> **ABOUT THIS TASK**:
What lines below mention the word "region"? Copy each one.
☆ ☆ ☆ ☆ ☆ ☆ ☆
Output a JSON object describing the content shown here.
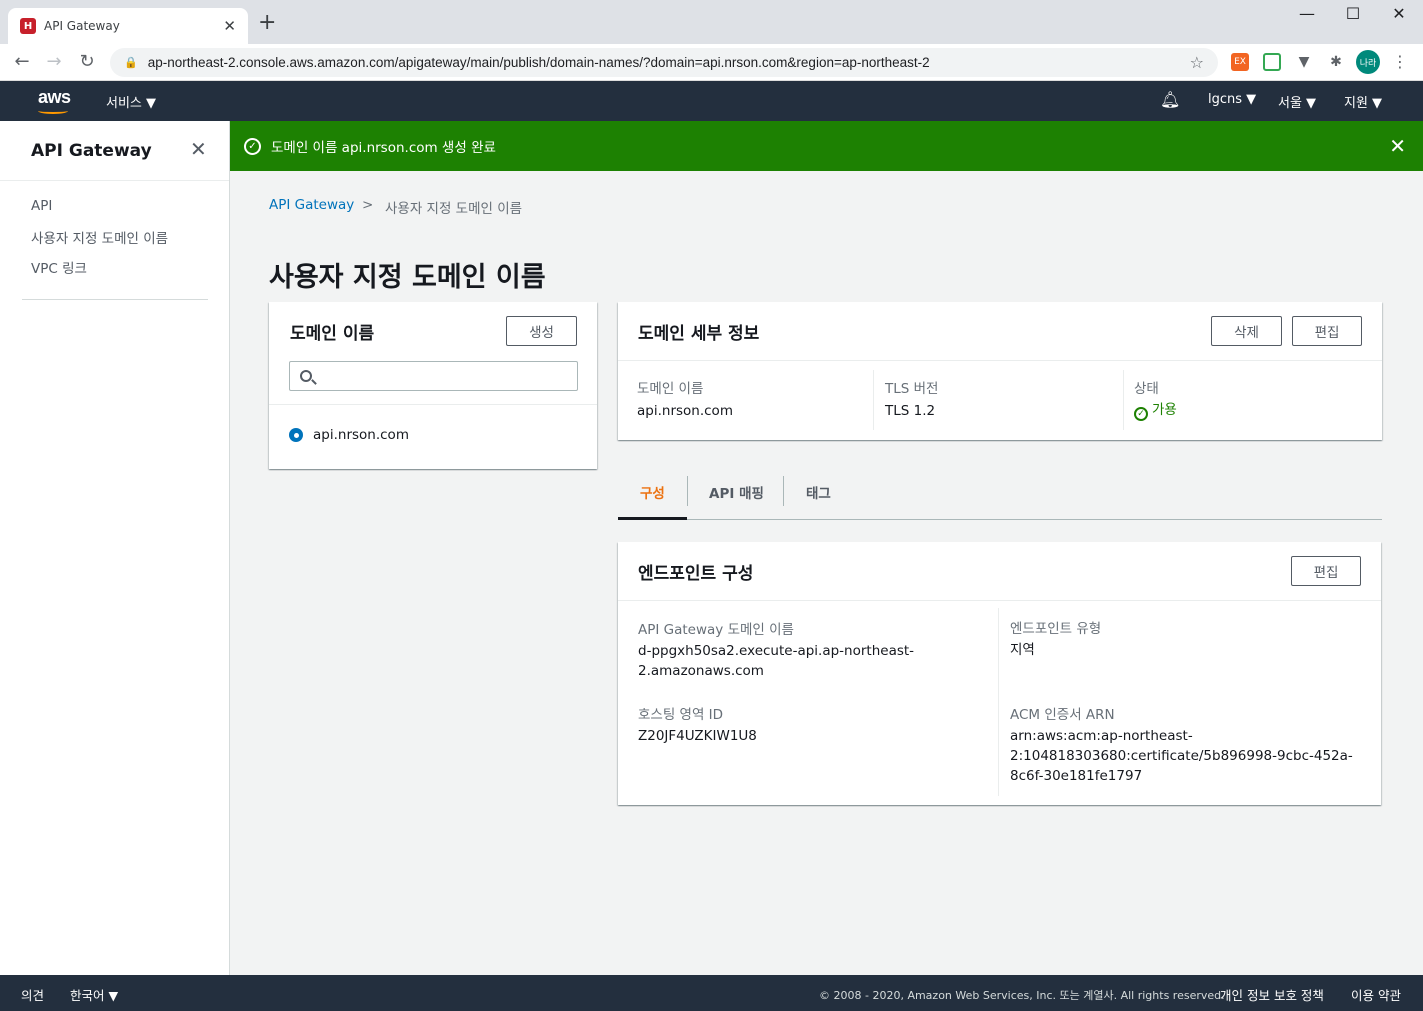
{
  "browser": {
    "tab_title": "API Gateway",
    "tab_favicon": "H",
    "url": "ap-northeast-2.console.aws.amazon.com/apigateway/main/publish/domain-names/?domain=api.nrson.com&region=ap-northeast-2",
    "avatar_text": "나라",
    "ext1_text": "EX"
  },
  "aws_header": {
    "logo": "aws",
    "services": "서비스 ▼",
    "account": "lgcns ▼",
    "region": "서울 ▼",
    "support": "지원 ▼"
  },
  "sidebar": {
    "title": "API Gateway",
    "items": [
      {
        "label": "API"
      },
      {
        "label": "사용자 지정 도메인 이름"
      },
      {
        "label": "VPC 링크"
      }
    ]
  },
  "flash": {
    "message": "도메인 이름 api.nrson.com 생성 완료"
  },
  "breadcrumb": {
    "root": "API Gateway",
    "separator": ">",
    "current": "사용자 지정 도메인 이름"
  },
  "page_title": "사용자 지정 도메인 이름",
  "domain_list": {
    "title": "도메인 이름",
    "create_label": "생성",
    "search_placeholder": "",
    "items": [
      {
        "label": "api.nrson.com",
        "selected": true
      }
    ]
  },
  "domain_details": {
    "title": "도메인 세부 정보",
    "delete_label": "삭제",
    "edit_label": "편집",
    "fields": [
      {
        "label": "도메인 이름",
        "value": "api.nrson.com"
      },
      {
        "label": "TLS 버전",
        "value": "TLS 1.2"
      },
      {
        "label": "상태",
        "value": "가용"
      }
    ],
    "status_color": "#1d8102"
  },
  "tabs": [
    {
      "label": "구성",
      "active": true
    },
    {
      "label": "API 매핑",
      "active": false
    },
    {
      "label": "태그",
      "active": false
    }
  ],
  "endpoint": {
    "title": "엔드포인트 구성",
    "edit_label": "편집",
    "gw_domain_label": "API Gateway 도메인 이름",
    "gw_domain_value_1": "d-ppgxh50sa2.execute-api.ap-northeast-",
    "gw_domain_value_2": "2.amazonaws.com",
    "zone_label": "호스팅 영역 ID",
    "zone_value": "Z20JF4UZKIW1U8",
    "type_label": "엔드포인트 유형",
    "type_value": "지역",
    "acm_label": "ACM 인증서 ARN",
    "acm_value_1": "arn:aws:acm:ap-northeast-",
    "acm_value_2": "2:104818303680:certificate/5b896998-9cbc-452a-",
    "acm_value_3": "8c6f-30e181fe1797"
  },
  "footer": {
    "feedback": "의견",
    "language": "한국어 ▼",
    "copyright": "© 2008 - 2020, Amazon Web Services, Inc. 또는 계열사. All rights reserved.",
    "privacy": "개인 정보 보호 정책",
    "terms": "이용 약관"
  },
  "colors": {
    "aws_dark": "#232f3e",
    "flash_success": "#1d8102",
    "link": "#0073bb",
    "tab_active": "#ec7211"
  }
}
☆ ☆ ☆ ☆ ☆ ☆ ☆
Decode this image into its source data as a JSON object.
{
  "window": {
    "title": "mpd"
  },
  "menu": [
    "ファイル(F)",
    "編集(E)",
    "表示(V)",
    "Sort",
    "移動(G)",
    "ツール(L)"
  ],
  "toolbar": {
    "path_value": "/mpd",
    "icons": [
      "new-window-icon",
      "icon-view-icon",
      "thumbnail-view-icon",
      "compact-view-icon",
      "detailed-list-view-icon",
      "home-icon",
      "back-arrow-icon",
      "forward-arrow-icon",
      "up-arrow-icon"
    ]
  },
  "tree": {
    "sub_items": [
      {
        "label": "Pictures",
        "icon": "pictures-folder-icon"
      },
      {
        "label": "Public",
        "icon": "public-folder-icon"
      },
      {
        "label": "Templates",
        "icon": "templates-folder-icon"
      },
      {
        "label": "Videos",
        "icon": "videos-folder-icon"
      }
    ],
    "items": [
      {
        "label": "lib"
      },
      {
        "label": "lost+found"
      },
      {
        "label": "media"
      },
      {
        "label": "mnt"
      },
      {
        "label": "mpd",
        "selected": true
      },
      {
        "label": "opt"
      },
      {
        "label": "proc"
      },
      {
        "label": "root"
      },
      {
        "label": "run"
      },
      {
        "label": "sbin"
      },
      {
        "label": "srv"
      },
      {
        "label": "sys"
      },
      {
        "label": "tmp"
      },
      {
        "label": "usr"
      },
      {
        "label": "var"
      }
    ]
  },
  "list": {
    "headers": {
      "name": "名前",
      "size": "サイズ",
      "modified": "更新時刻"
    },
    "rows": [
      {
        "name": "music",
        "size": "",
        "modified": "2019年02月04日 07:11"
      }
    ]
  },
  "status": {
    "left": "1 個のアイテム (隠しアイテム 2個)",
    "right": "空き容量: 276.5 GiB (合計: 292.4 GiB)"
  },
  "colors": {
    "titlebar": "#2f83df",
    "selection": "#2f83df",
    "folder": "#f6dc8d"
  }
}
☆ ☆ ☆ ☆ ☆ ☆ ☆
> **WRITTEN REPLY**:
    "url": "ap-northeast-2.console.aws.amazon.com/apigateway/main/publish/domain-names/?domain=api.nrson.com&region=ap-northeast-2",
    "region": "서울 ▼",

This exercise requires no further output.